Campus News

Faculty submit more than 300 proposals for FYO seminars

More than 300 proposals-on topics ranging from “chicken-ology” to how to go viral on the Internet-have been submitted by faculty members interested in teaching First-Year Odyssey Seminars to incoming students starting in the fall.

“We’re very pleased with the response,” said Tim Foutz, director of the FYO program. “We are still taking proposals and will continue to do so. The desire is to represent all aspects of the university community and to provide students with a wide range of options.”

Students will register for the small-group seminars, taught by tenured or tenure-track faculty, during orientation. Seminar topics are chosen by faculty and generally reflect their area of scholarship.

Robert Beckstead, who proposed the chickenology seminar, is an assistant professor in poultry science and a Lilly Teaching Fellow. His research involves establishing methods for generating transgenic chickens and developing vaccines to treat a disease in turkeys. He currently teaches two molecular biologically based lab courses and has several undergraduates performing research in his lab as part of their academic curriculum.

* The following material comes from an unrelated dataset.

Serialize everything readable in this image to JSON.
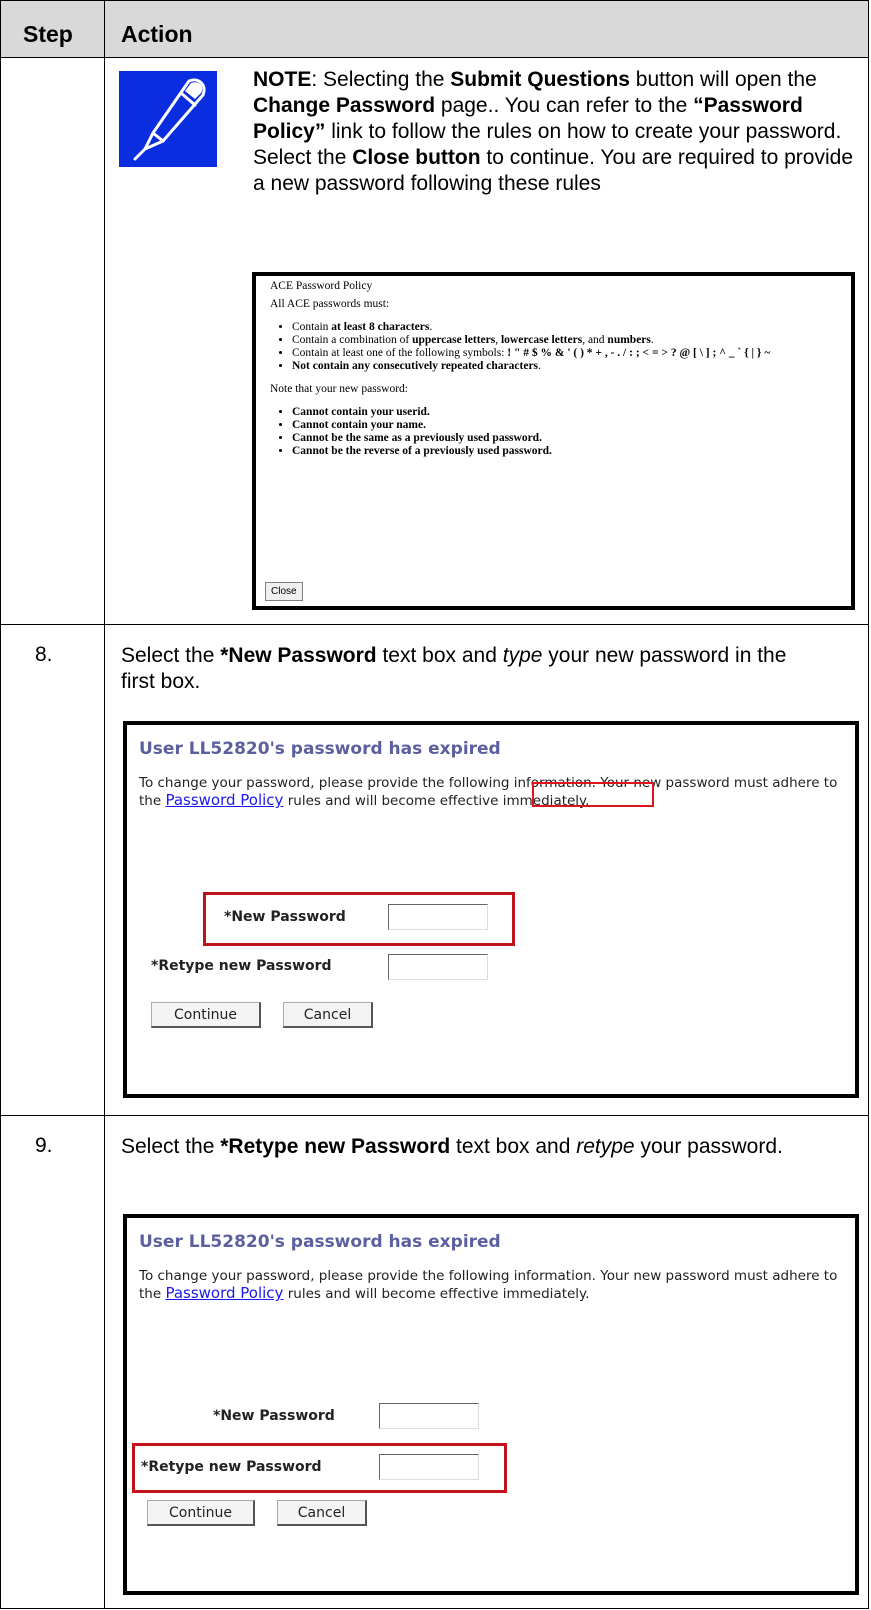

His proposed seminar focuses on how chickens impact daily life as a source of food and vaccines.

“This class will provide a hands-on experience in the science and uses of chickens in the food industry, in the biomedical sciences and in the backyards of your neighbors,” he said. “It also will address ethical issues associated with poultry and the use of transgenic technology in animals.”

George Contini, an associate professor in theatre and film studies who has won numerous awards for his teaching and research, proposes to have students investigate videos that have become Internet sensations via sites like YouTube. Through discussion and research, students would examine the common denominators of the most popular viral videos and determine the practical and artistic demands that are involved in the making of a successful Internet video.

“This will involve an introduction to the techniques of film narrative, style, cinematography, editing, writing, directing and acting,” Contini said. “It also will lead to a deeper understanding of the use of current media in creating, reinforcing or commenting on popular culture. As a final project students will write and create their own online video and document their process through the use of an online blog or vlog.”

The First-Year Odyssey Seminars were a topic of much discussion at the annual Academic Affairs Faculty Symposium last month. Faculty talked about the features they liked about the program, including the opportunity to experiment with teaching techniques and to “sell” their discipline by communicating the passion they feel for their area of expertise.

Several faculty who teach mainly upper-division courses were enthusiastic about the chance to interact with first-year students as they arrive on campus.

Savannah Smith, a senior in the College of Family and Consumer Sciences who attended the symposium, said that the chance to have close interactions with faculty is a key element of the seminars for students.

“Students need to know they can contact faculty outside the classroom and need to be encouraged to build relationships that can last throughout their academic career,” she said.

University Professor Fran Teague, who has taught first-year seminars for the Franklin College and previously led a First-Year Learning Community, has thought through ways students can interact with her and each other in her proposed seminar, “Page to Stage.”

“The seminar takes students from a text to a performance,” she said. “We read background material and the script, talk to the director, actors and anyone else who knows about the subject or author, and then we all go to the play when it opens. Students lead a class, write papers and have dinner with me both before the show and at the end of term.”

Faculty still interested in submitting proposals can do so online on the First-Year Odyssey website ( A committee is in the process of reviewing and approving proposals. Committee members are Peggy Brickman, biological sciences; Carole Henry, art; Jody Clay-Warner, sociology; Roxanne Eberle, English; Kevin McCully, education; Diann Moorman, housing and consumer economics; and Paige Carmichael, veterinary medicine.

The FYO website also links to resources for faculty, including workshops offered through the Center for Teaching and Learning.